Saved entries
:::

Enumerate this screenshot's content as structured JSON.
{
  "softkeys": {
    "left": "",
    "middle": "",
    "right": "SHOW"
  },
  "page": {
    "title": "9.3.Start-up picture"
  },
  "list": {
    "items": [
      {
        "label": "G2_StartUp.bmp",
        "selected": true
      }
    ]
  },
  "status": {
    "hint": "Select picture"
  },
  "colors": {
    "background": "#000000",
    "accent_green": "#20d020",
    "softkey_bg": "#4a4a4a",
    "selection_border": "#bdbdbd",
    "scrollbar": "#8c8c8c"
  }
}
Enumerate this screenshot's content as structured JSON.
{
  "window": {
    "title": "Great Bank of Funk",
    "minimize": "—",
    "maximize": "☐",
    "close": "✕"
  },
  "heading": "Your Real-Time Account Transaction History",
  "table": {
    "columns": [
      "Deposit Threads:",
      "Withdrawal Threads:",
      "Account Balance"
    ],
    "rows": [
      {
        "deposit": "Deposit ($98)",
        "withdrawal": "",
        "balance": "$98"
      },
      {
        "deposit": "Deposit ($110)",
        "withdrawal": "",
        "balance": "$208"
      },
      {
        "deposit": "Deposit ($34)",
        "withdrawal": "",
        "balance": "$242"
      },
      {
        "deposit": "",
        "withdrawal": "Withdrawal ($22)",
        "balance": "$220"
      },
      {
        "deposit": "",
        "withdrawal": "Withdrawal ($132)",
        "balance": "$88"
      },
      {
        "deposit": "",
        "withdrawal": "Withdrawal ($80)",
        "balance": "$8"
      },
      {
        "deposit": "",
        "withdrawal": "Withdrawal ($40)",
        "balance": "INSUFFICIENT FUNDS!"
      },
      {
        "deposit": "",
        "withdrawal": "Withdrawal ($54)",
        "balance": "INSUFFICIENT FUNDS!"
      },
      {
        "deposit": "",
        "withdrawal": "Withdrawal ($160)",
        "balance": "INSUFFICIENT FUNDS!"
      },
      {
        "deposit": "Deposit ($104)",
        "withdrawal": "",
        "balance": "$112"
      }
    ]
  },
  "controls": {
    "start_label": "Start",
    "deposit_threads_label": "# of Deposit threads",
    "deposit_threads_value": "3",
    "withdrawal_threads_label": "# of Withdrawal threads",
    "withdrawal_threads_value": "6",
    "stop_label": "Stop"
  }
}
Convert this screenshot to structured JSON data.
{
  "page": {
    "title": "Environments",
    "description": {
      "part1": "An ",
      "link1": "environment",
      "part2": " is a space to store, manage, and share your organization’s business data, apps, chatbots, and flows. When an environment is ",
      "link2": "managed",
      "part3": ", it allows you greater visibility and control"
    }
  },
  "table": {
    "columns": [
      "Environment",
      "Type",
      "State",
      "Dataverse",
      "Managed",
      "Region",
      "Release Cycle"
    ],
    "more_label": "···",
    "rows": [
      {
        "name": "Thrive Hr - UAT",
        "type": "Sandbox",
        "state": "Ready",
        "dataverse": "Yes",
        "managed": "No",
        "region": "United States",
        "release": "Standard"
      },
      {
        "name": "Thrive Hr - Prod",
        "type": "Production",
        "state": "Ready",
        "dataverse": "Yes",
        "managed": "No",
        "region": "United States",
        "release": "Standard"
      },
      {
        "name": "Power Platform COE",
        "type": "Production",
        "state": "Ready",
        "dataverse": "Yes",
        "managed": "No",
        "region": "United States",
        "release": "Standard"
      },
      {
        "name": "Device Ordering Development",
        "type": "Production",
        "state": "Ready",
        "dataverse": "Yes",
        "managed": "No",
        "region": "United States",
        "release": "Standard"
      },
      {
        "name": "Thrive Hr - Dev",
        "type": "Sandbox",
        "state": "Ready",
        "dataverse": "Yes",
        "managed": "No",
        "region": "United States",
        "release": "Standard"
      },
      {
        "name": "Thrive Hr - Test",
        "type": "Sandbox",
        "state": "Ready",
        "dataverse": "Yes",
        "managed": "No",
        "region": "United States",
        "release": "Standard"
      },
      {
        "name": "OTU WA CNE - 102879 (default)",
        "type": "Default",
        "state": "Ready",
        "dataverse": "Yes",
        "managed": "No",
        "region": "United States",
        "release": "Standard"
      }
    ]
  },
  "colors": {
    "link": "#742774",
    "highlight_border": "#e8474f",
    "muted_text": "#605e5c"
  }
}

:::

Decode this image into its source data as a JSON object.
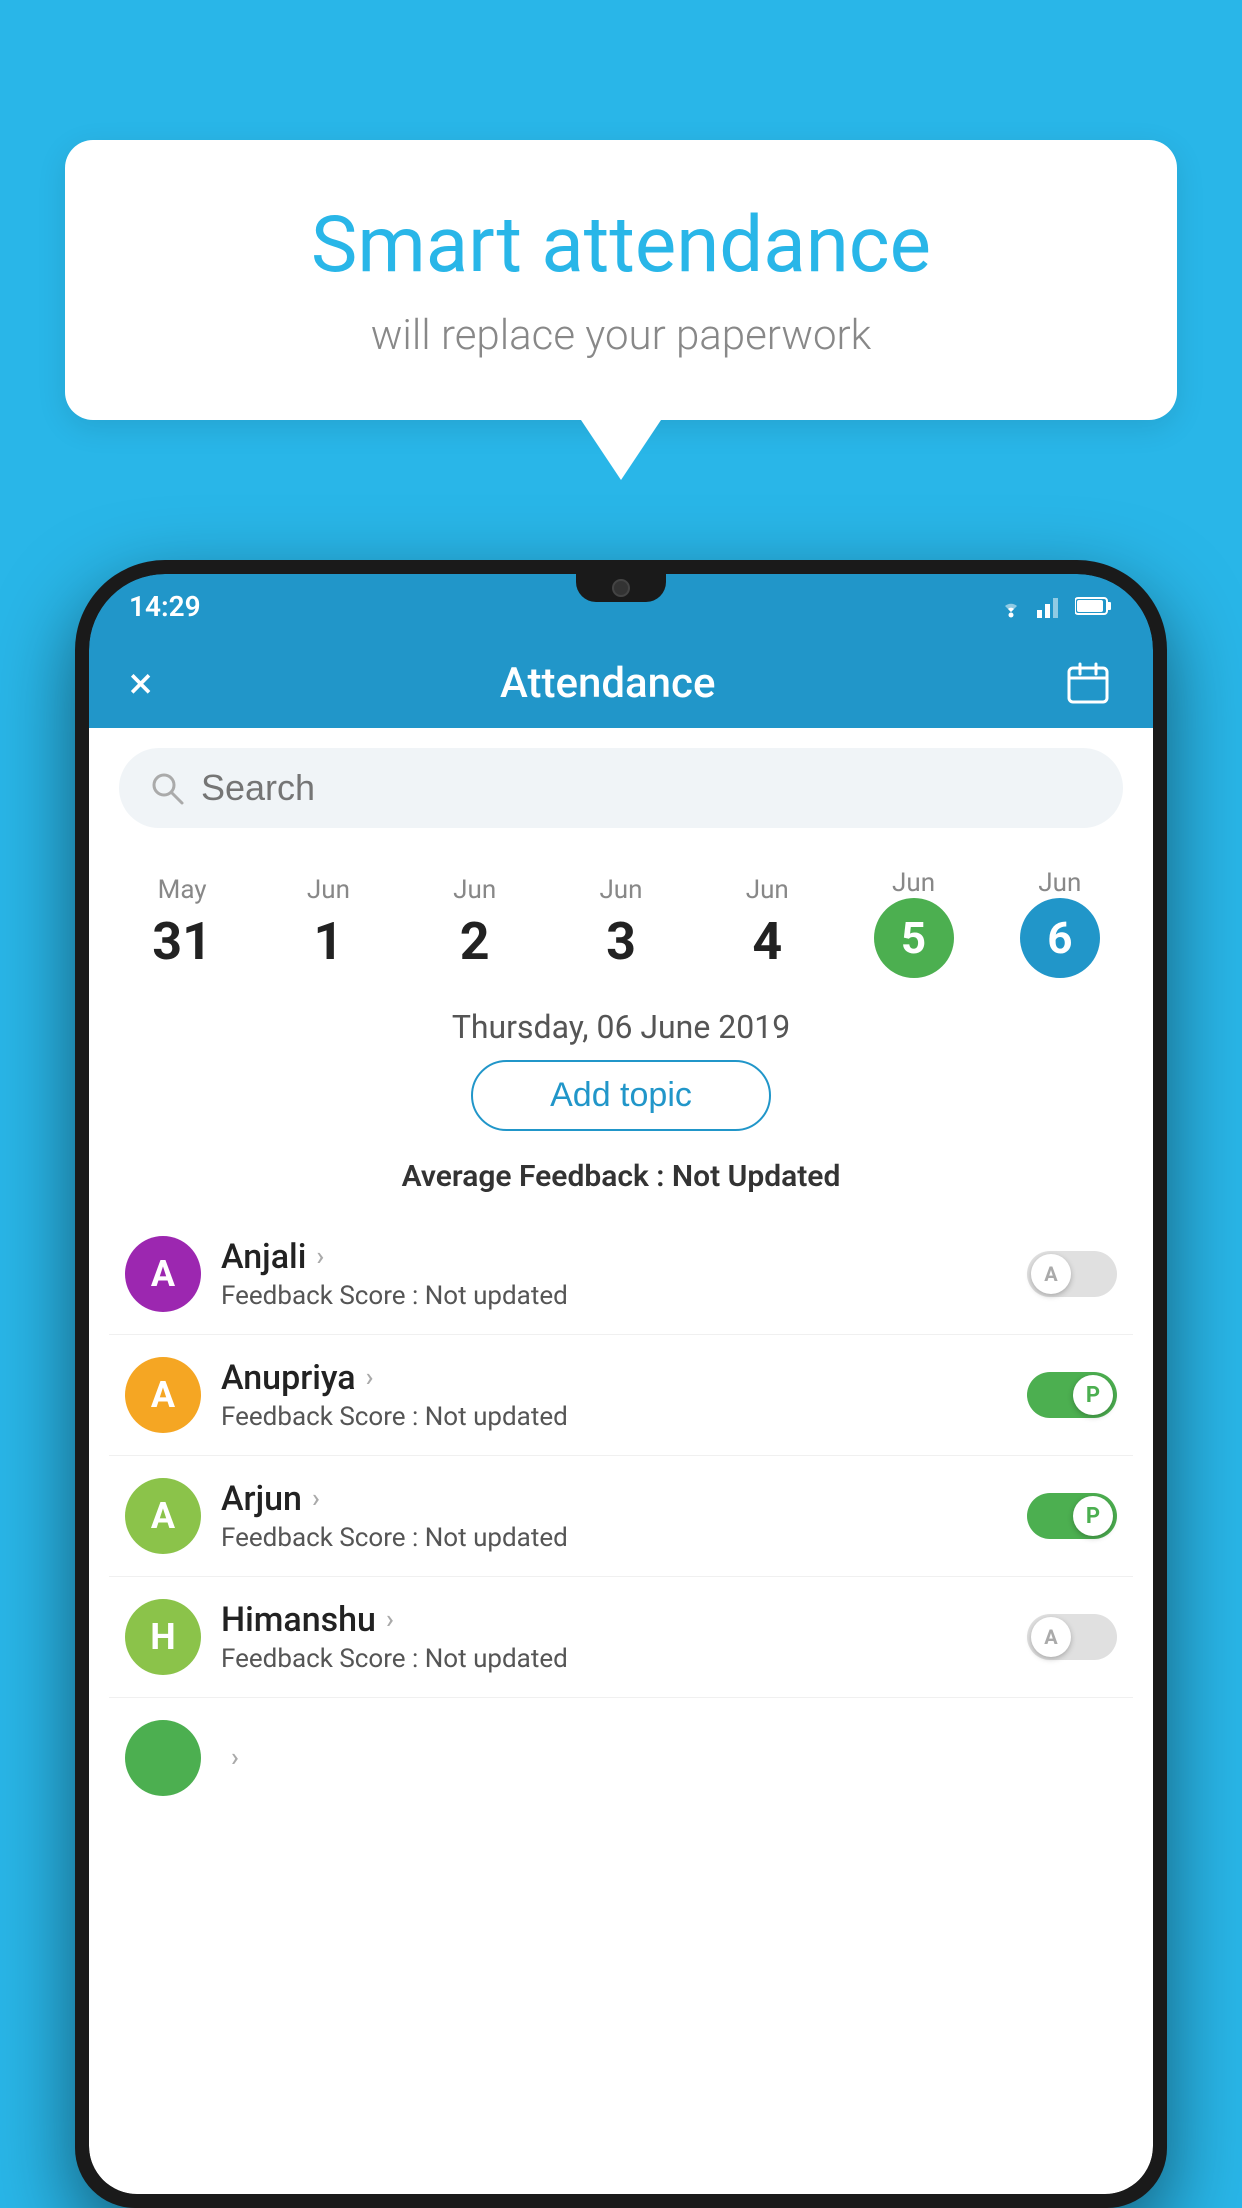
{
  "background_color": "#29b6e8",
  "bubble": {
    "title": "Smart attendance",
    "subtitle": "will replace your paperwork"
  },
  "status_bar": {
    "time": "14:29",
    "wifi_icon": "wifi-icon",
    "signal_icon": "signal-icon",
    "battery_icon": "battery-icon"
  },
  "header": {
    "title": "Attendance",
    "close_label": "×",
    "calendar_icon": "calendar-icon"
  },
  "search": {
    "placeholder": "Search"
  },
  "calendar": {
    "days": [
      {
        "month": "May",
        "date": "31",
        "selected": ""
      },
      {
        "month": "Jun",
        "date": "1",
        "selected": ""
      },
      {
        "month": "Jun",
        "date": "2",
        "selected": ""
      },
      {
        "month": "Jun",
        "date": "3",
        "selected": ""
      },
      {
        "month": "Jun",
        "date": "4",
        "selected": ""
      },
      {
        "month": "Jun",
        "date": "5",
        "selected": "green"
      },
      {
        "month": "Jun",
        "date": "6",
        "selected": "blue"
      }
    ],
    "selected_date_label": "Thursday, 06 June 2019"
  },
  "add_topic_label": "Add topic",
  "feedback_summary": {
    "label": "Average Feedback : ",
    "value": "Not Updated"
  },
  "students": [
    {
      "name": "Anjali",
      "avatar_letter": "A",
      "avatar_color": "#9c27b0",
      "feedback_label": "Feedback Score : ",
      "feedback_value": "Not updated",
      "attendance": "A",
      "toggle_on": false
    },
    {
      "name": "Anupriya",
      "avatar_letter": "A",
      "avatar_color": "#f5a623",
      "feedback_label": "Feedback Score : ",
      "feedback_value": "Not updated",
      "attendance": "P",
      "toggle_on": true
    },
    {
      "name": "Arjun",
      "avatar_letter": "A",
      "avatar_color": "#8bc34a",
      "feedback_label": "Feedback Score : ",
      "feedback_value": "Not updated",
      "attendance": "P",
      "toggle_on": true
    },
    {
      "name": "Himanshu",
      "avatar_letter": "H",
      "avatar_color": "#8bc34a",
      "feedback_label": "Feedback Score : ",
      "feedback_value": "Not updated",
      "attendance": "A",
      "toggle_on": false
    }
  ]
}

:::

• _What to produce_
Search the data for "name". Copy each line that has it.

• _Response to the exercise_
        "name": "Thrive Hr - UAT",
        "name": "Thrive Hr - Prod",
        "name": "Power Platform COE",
        "name": "Device Ordering Development",
        "name": "Thrive Hr - Dev",
        "name": "Thrive Hr - Test",
        "name": "OTU WA CNE - 102879 (default)",
      "name": "Anjali",
      "name": "Anupriya",
      "name": "Arjun",
      "name": "Himanshu",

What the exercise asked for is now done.